Harvest Science - Issue 2 The grain science and technology newsletter
Garnet an example of quality overlooked
As of August 1, 2013, the Canada Western Red Spring (CWRS) wheat variety Garnet will no longer be eligible for the Canada Western Red Spring class and will only be eligible for feed in both Western and Eastern Canada.
The cancellation of its registration is the final chapter in the long debate over Garnet's quality and value to both producers and customers. Today, Garnet is considered an example of a wheat variety that at the time seemed promising, but in the end fell short of meeting both producers’ and customers’ expectations and needs.
Balancing agronomy, disease resistance and quality
Nancy Edwards, Program Manager for Breadwheat Research at the Grain Research Laboratory, says that the history of Garnet shows that Canada’s variety registration system is effective because it balances the needs of both producers and customers. If agronomy, disease resistance or quality is sacrificed, no one wins.
"Garnet initially met producers' agronomic needs, but fell short in meeting customers’ end-use quality needs. This oversight eventually hurt Canadian producers when the highest grade Garnet was eligible for was reduced to 3 CW and hurt Canada's brand reputation with customers," Edwards says.
Good agronomic characteristics

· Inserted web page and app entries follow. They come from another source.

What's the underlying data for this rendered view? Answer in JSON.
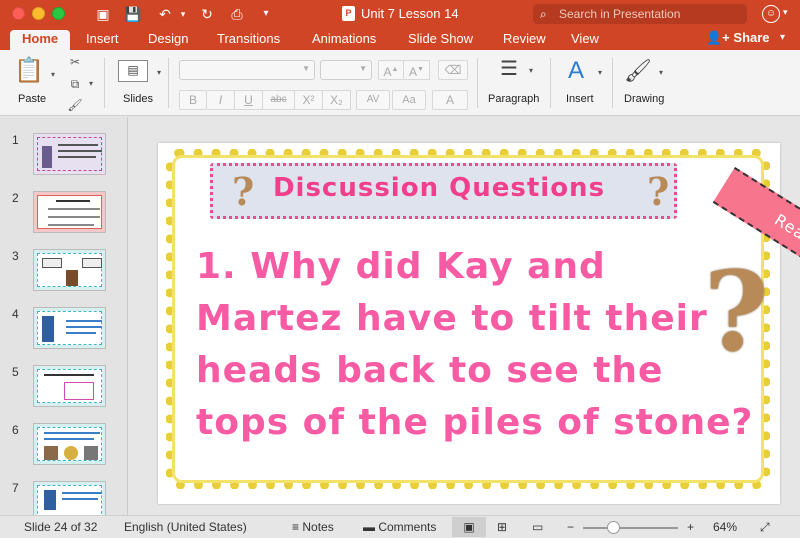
{
  "window": {
    "title": "Unit 7 Lesson 14",
    "search_placeholder": "Search in Presentation"
  },
  "tabs": [
    "Home",
    "Insert",
    "Design",
    "Transitions",
    "Animations",
    "Slide Show",
    "Review",
    "View"
  ],
  "share_label": "Share",
  "ribbon": {
    "paste": "Paste",
    "slides": "Slides",
    "paragraph": "Paragraph",
    "insert": "Insert",
    "drawing": "Drawing",
    "format_buttons": [
      "B",
      "I",
      "U",
      "abc",
      "X²",
      "X₂",
      "AV",
      "Aa",
      "A"
    ]
  },
  "thumbnails": [
    "1",
    "2",
    "3",
    "4",
    "5",
    "6",
    "7"
  ],
  "slide": {
    "title": "Discussion Questions",
    "question": "1. Why did Kay and Martez have to tilt their heads back to see the tops of the piles of stone?",
    "banner": "Reading Time"
  },
  "status": {
    "slide_info": "Slide 24 of 32",
    "language": "English (United States)",
    "notes": "Notes",
    "comments": "Comments",
    "zoom": "64%",
    "zoom_fraction": 0.64
  },
  "colors": {
    "accent": "#d04525",
    "title_pink": "#f03f8d",
    "question_pink": "#f65ba4",
    "glitter_gold": "#e8cf3a",
    "banner": "#f8768d"
  }
}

Garnet was developed in Canada by the Department of Agriculture in the early 1920s as a way to address the risks prairie producers faced with early frost and unexpected weather. Garnet was a hard spring wheat line that matured early. It was ready for harvest a full 10 days before other varieties and provided higher yields than the check variety of the time, Marquis.
When Garnet was developed, it was tested for agronomy and disease. At the time of its release, however, it could not be properly evaluated for end-use quality because the Grain Research Laboratory, responsible for quality testing then and today, was temporarily closed.
Garnet performed well in agronomy and disease tests, but it wasn't known how well it would perform when milled into flour. Nevertheless, Garnet was distributed to producers for production in 1925. When the Grain Research Laboratory re-opened in 1927, it did a series of milling and baking tests on it. Based on these tests, the Grain Research Laboratory concluded that Garnet did not offer the same end-use quality as Marquis. Garnet's flour colour was not as white as Marquis, which meant that millers would need to bleach flour made from it. Garnet also posed other difficulties for processors, for example, the hardness of its kernels made it harder to mill without soaking them first.
Customers immediately noticed the difference. Millers in the United Kingdom, Canada's main buyer of wheat at the time, found an inconsistency in the quality of the wheat they were buying from Canada. Customer concerns reached a peak in 1928 when the Secretary of the Liverpool Corn Trade Association wrote a letter to Prime Minister Mackenzie King to complain about the declining quality of Canadian export wheat.
Despite good yields and early maturity, customers weren't willing to buy Garnet because it didn't offer the level of quality they needed to make their end-use products. Because it was not acceptable to customers, Garnet's grade eligibility was reduced first to a number 2 grade and then to a number 3 in 1935. As a result, most producers stopped growing it.
Importance of quality testing
The Garnet issue illustrates the importance of quality testing in the development of new wheat varieties. New wheat lines undergo 3 years of evaluation for their agronomy, disease resistance and end-use quality before being recommended for registration. Any new line must demonstrate it is equal to or better than existing varieties; otherwise it isn't registered. This approach protects both customer needs and ensures a long-term market for Canadian producers.